Yabba Dabba Doo! It's not, admittedly, the most decorous way of marking the final credits for Joseph Barbera, but I'm sure the great man would forgive us, as Fred Flintstone's mighty yell best sums up what Barbera and his partner, William Hanna, brought to entertainment: that most uncomplicated and American of qualities: exuberant energy.
There are, of course, those who are a bit sniffy about the quality of the Hanna-Barbera oeuvre, just as there are those who are sniffy about American qualities, which are not in their highest period of international esteem. But the influence of the former as a popular expression of the latter in the late-20th century is matched only by the output.
Tom and Jerry, the Flintstones, Yogi Bear, Huckleberry Hound, Top Cat, Quick Draw McGraw, Scooby-Doo and many more: each generation will have its favourite, but the manic produce also shares another unfashionable asset: warmth.

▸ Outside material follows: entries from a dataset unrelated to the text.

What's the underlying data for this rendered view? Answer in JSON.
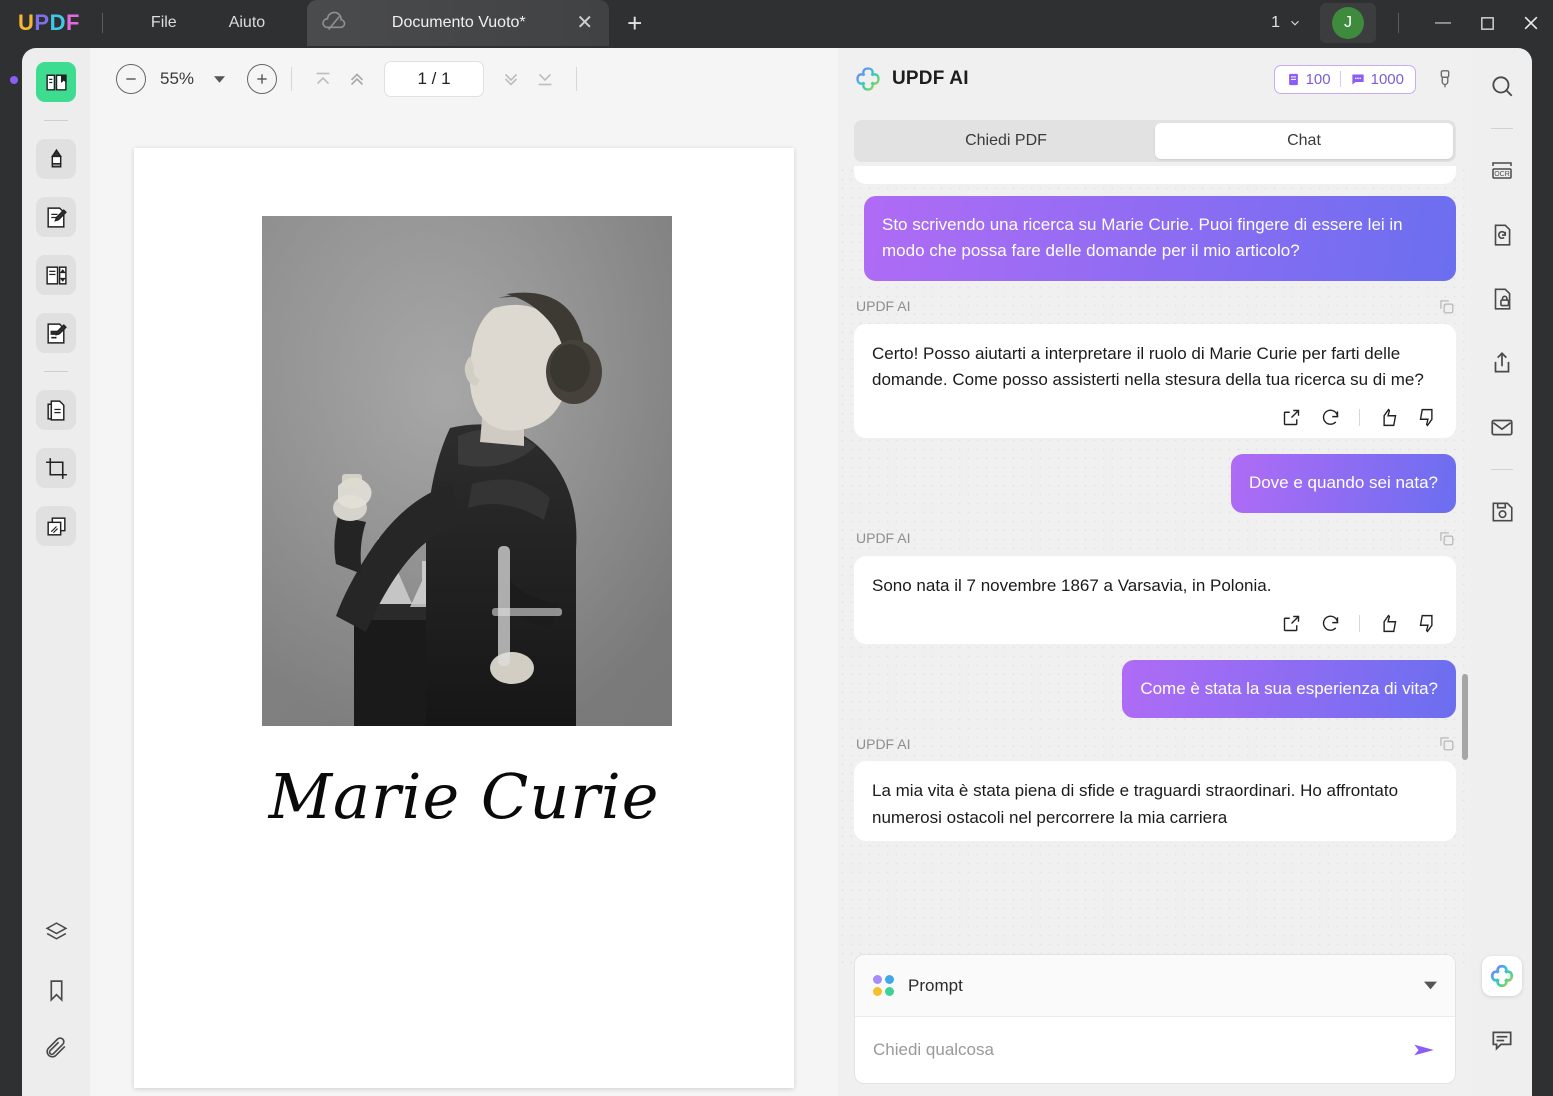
{
  "titlebar": {
    "brand": [
      "U",
      "P",
      "D",
      "F"
    ],
    "menus": [
      {
        "label": "File",
        "name": "menu-file"
      },
      {
        "label": "Aiuto",
        "name": "menu-aiuto"
      }
    ],
    "tab": {
      "title": "Documento Vuoto*",
      "close": "✕",
      "add": "+"
    },
    "page_indicator": "1",
    "avatar_initial": "J",
    "window": {
      "minimize": "—",
      "maximize": "□",
      "close": "✕"
    }
  },
  "toolbar": {
    "zoom_out": "−",
    "zoom_value": "55%",
    "zoom_in": "+",
    "page_field": "1 / 1"
  },
  "document": {
    "signature": "Marie Curie",
    "photo_alt": "marie-curie-portrait"
  },
  "left_rail": {
    "items": [
      {
        "name": "reader-icon",
        "label": "Lettore"
      },
      {
        "name": "annotate-highlighter-icon",
        "label": "Commento"
      },
      {
        "name": "edit-pdf-icon",
        "label": "Modifica PDF"
      },
      {
        "name": "organize-pages-icon",
        "label": "Organizza pagine"
      },
      {
        "name": "form-edit-icon",
        "label": "Modulo"
      },
      {
        "name": "page-convert-icon",
        "label": "Converti"
      },
      {
        "name": "crop-icon",
        "label": "Ritaglia"
      },
      {
        "name": "batch-icon",
        "label": "Batch"
      }
    ],
    "bottom_items": [
      {
        "name": "layers-icon",
        "label": "Livelli"
      },
      {
        "name": "bookmark-icon",
        "label": "Segnalibro"
      },
      {
        "name": "attachment-icon",
        "label": "Allegato"
      }
    ]
  },
  "right_rail": {
    "items": [
      {
        "name": "search-icon",
        "label": "Cerca"
      },
      {
        "name": "ocr-icon",
        "label": "OCR"
      },
      {
        "name": "convert-icon",
        "label": "Converti"
      },
      {
        "name": "protect-icon",
        "label": "Proteggi"
      },
      {
        "name": "share-icon",
        "label": "Condividi"
      },
      {
        "name": "email-icon",
        "label": "Email"
      },
      {
        "name": "save-icon",
        "label": "Salva"
      }
    ],
    "bottom_items": [
      {
        "name": "updf-ai-icon",
        "label": "UPDF AI"
      },
      {
        "name": "comment-icon",
        "label": "Commento"
      }
    ]
  },
  "ai_panel": {
    "title": "UPDF AI",
    "credits": {
      "documents": "100",
      "chats": "1000"
    },
    "brush_label": "Pulisci chat",
    "tabs": [
      {
        "label": "Chiedi PDF",
        "name": "tab-chiedi-pdf",
        "active": false
      },
      {
        "label": "Chat",
        "name": "tab-chat",
        "active": true
      }
    ],
    "ai_label": "UPDF AI",
    "messages": [
      {
        "role": "user",
        "text": "Sto scrivendo una ricerca su Marie Curie. Puoi fingere di essere lei in modo che possa fare delle domande per il mio articolo?"
      },
      {
        "role": "ai",
        "text": "Certo! Posso aiutarti a interpretare il ruolo di Marie Curie per farti delle domande. Come posso assisterti nella stesura della tua ricerca su di me?"
      },
      {
        "role": "user",
        "text": "Dove e quando sei nata?"
      },
      {
        "role": "ai",
        "text": "Sono nata il 7 novembre 1867 a Varsavia, in Polonia."
      },
      {
        "role": "user",
        "text": "Come è stata la sua esperienza di vita?"
      },
      {
        "role": "ai",
        "text": "La mia vita è stata piena di sfide e traguardi straordinari. Ho affrontato numerosi ostacoli nel percorrere la mia carriera"
      }
    ],
    "actions": {
      "export": "export-icon",
      "regenerate": "regenerate-icon",
      "like": "thumbs-up-icon",
      "dislike": "thumbs-down-icon",
      "copy": "copy-icon"
    },
    "input": {
      "prompt_label": "Prompt",
      "placeholder": "Chiedi qualcosa",
      "value": "",
      "send": "send-icon"
    }
  },
  "colors": {
    "accent_purple": "#8b5cf6",
    "bubble_start": "#b06bf5",
    "bubble_end": "#6b6ef0",
    "active_green": "#3ddc91",
    "titlebar": "#2f3032"
  }
}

Michael Barrymore once told me that, to succeed in light entertainment, "the audience has to like you", a theory his career has gone on to prove pretty spectacularly. And thus certainly with children's cartoons. But anyone who can produce equal amounts of sympathy for both Tom and Jerry is touched by genius. What a pity Hanna and Barbera couldn't have been employed on other stages, such as, for example, the Middle East.
And now, after considering, and rejecting, some deeper messages, such as Officer Dibble in Top Cat as a well-meaning and impotent Uncle Sam, I am going outside to voice a final tribute to H&B and lost days by shouting, very loudly, "Smarter than the average bear, Boo-Boo!"